Pensions Advice FAQ
How much does independent pension advice cost?
Financial advice is not free. Please follow the link to our Client Proposition and Agreement which will provide further information on our potential costs and charges.See our Client Proposition
Where can I get pension advice?
Where can I go if I have a dispute with my private pension provider?
The Pensions Advisery Service (TPAS) provides general guidance about pensions and can help if you have got a problem or have a dispute with your occupational or private pension arrangement. Any complaints should in the first instance be directed to the provider or your financial adviser for Personal Pensions or the Scheme Trustees for Occupational Pensions but TPAS can also assist in this area in problems persist.
How many years NI contributions do I need for a full pension?
In order to receive a full State Penson, you will need 35 qualifying years. Some pensions will normally be payable if you have 10 qualifying years on your National Insurance record.
How much is Full State Pension currently
£175.20 per week (as at October 2021).
At what age can I access my full State Pension?
State Pension access ages are increasing and are likely to continue to do so, they are being aligned for men and women.
Is a drawdown pension a good idea?
Drawing down from your pension pot can be a very good idea. However, it is not something to be entered into lightly or without seeking and understanding the implications. You must discuss your options with a pension adviser in order to make sure it is the best fit for your personal circumstances.
How much can you drawdown from your pension?
Under normal circumstances you can choose to take up to 25% (a quarter) of your pension pot as a tax-free lump sum. If you have one of the older policies, you may be able to take out more than 25% as tax-free cash, but you will have to check with your pension provider or seek Independent Financial advice. There are no longer any restrictions on the amount of income which can be withdrawn, but withdrawing income too quickly increases the risk of the pension plan being exhausted before death and carries some significant income tax complications.
How do I cash in my pension?

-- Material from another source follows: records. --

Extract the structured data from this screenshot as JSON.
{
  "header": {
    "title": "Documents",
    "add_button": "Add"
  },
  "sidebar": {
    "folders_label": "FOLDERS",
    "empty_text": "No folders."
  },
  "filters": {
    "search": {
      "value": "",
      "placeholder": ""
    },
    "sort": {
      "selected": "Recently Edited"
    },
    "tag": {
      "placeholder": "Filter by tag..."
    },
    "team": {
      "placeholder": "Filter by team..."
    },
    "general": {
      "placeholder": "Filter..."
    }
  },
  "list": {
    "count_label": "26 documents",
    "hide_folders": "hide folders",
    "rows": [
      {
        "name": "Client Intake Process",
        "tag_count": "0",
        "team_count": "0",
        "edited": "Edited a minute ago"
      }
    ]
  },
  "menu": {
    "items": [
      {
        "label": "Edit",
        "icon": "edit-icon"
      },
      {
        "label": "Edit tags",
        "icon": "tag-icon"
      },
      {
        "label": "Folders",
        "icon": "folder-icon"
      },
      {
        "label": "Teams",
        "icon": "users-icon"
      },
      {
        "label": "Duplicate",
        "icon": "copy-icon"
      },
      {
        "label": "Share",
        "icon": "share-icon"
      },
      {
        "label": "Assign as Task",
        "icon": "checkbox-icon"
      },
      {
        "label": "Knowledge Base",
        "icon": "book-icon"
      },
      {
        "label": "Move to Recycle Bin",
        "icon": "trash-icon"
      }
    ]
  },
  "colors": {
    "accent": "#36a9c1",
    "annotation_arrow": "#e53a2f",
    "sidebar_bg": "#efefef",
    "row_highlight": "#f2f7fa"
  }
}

You can take your whole pension pot as cash if you want, withdrawing it all as cash. You will get the first 25% (quarter) tax-free, the remaining 75% being added to your income and will therefore be taxed in the normal way. However, the default position is that income tax will be deducted at the 45% maximum rate applicable, with any tax overpaid reclaimed from HMRC. You must discuss your options with a pension adviser in order to make sure it is the best fit for your personal circumstances.
Can I stop paying NI after 35 years?
If you want to receive the full State Pension, you will need to have 35 years of contributions (NICs). However, even if you have paid 35 years of National Insurance contributions, if you are still working and earning above the National Insurance threshold you will still have to pay NI.
Can I take some of my pension at 55?
One of the most recent changes is that you can now start taking money from your pension pot at the age of 55, which is well before you can receive your State Pension. Although the government has confirmed plans to increase the minimum pension age from 55 to 57 from 2028.
Does a private pension affect my State Pension?
The payments you receive from your State Pension is based solely on your National Insurance contribution history. This is separate from any monies you receive from one of your private or occupational pensions. However, you should be aware that any money in or taken from your pension pot may affect your entitlement to some state benefits.
How much should I pay into my pension?
As there are so many variables involved it is not possible to answer this question in this format. You must discuss your, circumstances, aspirations and finally your options with a Independent Financial Adviser in order to make sure it contribution levels are properly set and expectations agreed.
The value of your investment or pension can fall as well as rise and you may not get back the original amount invested.
The levels, bases and reliefs from taxation are subject to the individual circumstances of the investor and may be subject to future change.
The Financial Conduct Authority do not regulate tax planning.